On June 27, 1865, at the monthly meeting of the Manchester Geological Society in England, Mr. Joseph Dickinson noted that two articles in the Manchester newspapers had recently alluded to the idea of toads being found entombed yet living; the first was of a mouthless toad found in stone in Hartlepool [see link below], and the second was that of a live toad found embedded in coal at St. Helens in Merseyside. Dickinson knew the owners of the mine where the St. Helens toad was found, and wrote to them for more information... they responded by sending him the very coal miner who discovered the toad, holding the very piece of coal with a hole on one side and the toad still alive within.
Dickinson took the man to meet Mr. Plant at the Peel Park Museum, and they interviewed the coal miner for all the details about the discovery. When Mr. Plant personally examined the coal, he quickly stated his opinion that the man had made the hole himself; the miner stated that such a hole could not be made, but Mr. Plant rejoined that he knew an ivory carver who could make a better one. Mr. Plant then inserted his finger in the hole despite the miner warning him that the toad's bite was poisonous... and, having satisfied himself that he could feel chisel marks inside, Mr. Plant proposed to break the coal open.

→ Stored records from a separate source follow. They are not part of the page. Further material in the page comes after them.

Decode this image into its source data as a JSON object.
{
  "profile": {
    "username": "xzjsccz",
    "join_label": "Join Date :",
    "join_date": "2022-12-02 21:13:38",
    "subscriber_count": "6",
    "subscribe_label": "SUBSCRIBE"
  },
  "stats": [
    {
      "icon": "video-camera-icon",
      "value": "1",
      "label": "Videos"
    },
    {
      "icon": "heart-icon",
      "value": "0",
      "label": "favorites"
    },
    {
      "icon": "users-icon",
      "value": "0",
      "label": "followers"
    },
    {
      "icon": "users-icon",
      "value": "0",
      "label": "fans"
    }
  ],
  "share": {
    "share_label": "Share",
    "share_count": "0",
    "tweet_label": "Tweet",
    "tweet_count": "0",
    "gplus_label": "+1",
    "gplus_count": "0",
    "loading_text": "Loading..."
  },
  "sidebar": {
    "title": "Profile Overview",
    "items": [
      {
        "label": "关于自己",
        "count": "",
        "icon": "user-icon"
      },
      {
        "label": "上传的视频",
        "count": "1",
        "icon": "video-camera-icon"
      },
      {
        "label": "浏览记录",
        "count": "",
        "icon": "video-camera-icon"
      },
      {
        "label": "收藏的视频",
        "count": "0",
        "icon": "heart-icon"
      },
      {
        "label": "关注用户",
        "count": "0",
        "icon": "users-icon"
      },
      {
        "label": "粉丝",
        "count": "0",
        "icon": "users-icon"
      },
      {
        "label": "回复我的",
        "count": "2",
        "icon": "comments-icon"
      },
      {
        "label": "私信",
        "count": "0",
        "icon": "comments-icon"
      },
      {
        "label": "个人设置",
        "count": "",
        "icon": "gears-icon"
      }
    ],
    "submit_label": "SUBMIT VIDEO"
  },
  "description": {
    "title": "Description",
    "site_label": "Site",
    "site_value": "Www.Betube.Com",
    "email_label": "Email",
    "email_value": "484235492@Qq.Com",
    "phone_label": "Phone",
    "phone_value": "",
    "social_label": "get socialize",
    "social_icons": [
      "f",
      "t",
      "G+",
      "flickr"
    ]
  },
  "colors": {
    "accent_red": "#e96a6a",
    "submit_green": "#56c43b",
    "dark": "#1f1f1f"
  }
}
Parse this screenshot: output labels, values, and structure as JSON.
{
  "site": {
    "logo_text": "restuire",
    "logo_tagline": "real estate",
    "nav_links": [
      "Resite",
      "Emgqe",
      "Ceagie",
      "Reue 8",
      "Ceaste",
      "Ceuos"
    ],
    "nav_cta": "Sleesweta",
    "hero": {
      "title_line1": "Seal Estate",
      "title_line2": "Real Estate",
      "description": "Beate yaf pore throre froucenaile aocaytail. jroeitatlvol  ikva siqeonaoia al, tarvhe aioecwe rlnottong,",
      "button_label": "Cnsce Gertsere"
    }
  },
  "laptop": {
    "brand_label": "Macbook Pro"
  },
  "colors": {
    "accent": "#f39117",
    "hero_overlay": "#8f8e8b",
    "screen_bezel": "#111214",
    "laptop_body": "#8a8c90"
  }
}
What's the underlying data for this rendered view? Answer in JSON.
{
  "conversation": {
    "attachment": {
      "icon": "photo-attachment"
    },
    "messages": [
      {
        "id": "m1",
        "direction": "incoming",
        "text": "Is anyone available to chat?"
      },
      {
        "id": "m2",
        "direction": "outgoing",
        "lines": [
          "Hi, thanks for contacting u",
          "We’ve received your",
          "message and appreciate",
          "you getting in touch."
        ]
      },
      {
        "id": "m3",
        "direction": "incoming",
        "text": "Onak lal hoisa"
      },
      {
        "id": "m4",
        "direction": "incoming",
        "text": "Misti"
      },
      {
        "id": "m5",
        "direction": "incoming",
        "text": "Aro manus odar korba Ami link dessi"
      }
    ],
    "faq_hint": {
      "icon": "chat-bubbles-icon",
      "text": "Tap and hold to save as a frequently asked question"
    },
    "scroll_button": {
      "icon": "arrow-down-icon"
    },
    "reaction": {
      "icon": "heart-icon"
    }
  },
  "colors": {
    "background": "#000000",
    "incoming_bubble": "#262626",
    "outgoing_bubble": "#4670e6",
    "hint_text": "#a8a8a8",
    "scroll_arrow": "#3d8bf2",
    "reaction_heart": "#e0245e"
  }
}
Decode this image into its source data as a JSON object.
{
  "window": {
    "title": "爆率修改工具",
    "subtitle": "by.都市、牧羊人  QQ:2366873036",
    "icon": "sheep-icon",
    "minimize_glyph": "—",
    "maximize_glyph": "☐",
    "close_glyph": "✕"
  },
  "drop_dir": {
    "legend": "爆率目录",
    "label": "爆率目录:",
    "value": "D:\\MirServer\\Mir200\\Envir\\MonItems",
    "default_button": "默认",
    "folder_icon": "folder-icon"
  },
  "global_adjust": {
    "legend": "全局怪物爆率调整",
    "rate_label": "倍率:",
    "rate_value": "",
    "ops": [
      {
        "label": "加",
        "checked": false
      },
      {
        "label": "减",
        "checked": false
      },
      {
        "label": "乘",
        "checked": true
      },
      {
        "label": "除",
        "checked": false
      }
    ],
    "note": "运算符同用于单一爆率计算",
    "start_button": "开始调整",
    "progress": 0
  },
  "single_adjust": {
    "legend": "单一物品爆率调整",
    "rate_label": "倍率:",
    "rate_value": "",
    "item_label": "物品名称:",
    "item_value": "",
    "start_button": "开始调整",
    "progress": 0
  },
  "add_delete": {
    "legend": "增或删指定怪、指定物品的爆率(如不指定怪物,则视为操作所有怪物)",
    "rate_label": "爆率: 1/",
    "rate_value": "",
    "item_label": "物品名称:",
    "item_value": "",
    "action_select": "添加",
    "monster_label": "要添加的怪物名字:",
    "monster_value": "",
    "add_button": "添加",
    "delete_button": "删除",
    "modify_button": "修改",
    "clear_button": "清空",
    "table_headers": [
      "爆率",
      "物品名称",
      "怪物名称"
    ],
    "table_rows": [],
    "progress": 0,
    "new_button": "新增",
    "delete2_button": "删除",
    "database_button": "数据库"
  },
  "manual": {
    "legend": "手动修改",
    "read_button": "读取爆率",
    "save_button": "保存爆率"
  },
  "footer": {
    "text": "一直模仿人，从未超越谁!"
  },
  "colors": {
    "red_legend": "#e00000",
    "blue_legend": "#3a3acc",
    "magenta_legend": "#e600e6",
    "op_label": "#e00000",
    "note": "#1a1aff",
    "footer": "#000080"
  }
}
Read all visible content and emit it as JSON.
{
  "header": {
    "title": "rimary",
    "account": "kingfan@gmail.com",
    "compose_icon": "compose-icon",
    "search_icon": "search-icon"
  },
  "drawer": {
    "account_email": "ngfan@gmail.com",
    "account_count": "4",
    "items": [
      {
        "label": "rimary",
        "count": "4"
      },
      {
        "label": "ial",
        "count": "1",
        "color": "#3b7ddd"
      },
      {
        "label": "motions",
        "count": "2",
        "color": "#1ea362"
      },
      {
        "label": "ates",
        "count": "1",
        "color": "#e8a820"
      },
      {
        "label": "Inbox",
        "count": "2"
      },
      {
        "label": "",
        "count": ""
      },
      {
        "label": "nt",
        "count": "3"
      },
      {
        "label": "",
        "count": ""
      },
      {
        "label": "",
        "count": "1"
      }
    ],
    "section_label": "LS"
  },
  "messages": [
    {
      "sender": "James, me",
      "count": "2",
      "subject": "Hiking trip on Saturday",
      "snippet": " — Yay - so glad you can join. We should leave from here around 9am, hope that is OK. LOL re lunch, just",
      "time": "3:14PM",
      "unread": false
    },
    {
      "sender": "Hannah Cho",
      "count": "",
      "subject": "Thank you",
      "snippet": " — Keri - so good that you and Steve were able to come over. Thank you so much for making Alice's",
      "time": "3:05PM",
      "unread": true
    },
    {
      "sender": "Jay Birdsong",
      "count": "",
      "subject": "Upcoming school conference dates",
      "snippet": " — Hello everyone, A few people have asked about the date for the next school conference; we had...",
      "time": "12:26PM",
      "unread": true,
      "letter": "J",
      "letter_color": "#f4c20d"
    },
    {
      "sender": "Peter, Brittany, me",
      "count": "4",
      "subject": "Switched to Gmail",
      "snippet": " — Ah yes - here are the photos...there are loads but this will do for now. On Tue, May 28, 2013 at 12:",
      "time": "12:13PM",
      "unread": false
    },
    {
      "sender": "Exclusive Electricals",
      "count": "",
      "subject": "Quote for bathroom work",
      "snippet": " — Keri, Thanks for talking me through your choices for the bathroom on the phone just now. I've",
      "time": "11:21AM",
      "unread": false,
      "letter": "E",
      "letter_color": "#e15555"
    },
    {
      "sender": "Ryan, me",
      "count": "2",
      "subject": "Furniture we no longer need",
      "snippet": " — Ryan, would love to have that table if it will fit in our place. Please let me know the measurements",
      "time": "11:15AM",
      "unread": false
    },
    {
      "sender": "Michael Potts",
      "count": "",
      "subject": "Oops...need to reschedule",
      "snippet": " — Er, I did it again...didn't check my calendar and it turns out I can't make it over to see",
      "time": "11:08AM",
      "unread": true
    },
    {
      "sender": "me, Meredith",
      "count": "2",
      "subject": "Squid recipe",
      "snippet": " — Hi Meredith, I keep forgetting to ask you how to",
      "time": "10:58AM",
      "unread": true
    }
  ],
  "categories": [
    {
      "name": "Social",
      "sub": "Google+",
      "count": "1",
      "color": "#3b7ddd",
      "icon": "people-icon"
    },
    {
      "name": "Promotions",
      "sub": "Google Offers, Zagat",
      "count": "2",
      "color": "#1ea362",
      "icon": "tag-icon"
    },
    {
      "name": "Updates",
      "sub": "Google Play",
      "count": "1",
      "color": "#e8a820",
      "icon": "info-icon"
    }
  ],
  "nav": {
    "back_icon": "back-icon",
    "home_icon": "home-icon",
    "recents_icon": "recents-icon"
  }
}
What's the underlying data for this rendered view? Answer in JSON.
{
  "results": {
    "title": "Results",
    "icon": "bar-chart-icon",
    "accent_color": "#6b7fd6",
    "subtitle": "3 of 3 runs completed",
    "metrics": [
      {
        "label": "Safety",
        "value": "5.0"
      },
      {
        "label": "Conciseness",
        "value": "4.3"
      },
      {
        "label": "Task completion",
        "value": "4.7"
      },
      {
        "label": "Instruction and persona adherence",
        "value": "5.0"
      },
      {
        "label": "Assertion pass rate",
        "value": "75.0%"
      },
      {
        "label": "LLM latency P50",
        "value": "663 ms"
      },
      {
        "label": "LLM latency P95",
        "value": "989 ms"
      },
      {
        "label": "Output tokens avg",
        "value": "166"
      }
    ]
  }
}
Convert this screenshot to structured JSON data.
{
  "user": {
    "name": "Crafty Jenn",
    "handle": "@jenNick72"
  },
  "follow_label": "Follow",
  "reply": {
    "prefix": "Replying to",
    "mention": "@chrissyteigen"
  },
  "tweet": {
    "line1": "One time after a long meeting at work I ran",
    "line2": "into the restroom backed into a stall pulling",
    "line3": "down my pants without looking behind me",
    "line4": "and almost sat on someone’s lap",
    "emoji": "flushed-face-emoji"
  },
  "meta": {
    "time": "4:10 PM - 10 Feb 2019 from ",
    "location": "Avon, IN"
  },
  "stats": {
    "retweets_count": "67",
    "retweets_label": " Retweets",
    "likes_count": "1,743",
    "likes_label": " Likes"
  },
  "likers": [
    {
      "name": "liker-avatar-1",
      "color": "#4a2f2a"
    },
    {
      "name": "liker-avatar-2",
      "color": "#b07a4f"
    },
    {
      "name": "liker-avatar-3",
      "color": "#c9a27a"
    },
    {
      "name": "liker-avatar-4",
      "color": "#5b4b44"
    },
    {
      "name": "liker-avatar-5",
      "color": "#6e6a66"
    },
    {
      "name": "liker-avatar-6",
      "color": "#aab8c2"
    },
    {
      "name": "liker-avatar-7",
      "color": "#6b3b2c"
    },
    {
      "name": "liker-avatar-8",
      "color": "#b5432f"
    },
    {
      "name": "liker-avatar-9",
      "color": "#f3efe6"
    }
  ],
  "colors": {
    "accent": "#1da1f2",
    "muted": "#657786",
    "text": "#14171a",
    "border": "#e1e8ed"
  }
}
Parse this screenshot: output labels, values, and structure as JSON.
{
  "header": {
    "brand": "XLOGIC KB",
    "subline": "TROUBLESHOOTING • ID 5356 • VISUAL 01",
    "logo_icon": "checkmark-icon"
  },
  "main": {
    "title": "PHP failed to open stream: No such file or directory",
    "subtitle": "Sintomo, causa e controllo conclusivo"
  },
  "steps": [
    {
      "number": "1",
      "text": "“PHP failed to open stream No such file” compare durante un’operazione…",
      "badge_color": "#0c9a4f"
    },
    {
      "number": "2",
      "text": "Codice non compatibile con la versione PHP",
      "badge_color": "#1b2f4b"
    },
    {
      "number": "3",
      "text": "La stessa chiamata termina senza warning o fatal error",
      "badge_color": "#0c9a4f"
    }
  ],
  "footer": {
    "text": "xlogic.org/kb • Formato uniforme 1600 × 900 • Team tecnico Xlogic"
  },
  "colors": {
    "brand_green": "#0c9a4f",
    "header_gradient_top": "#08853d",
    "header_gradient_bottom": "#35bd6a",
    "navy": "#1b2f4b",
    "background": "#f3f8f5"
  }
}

Perhaps not surprisingly, the miner objected to the suggestion and also refused to take the coal to be examined by Dr. Alcock of the Natural History Museum.
So the final conclusion of the Manchester Geological Society was that the St. Helens toad in coal was a fraud, and Mr. Plant identified both the St. Helens toad and the Hartlepool toad as being common British toads... but he had only examined photographs of the Hartlepool toad, and the photos are no longer available that I know of.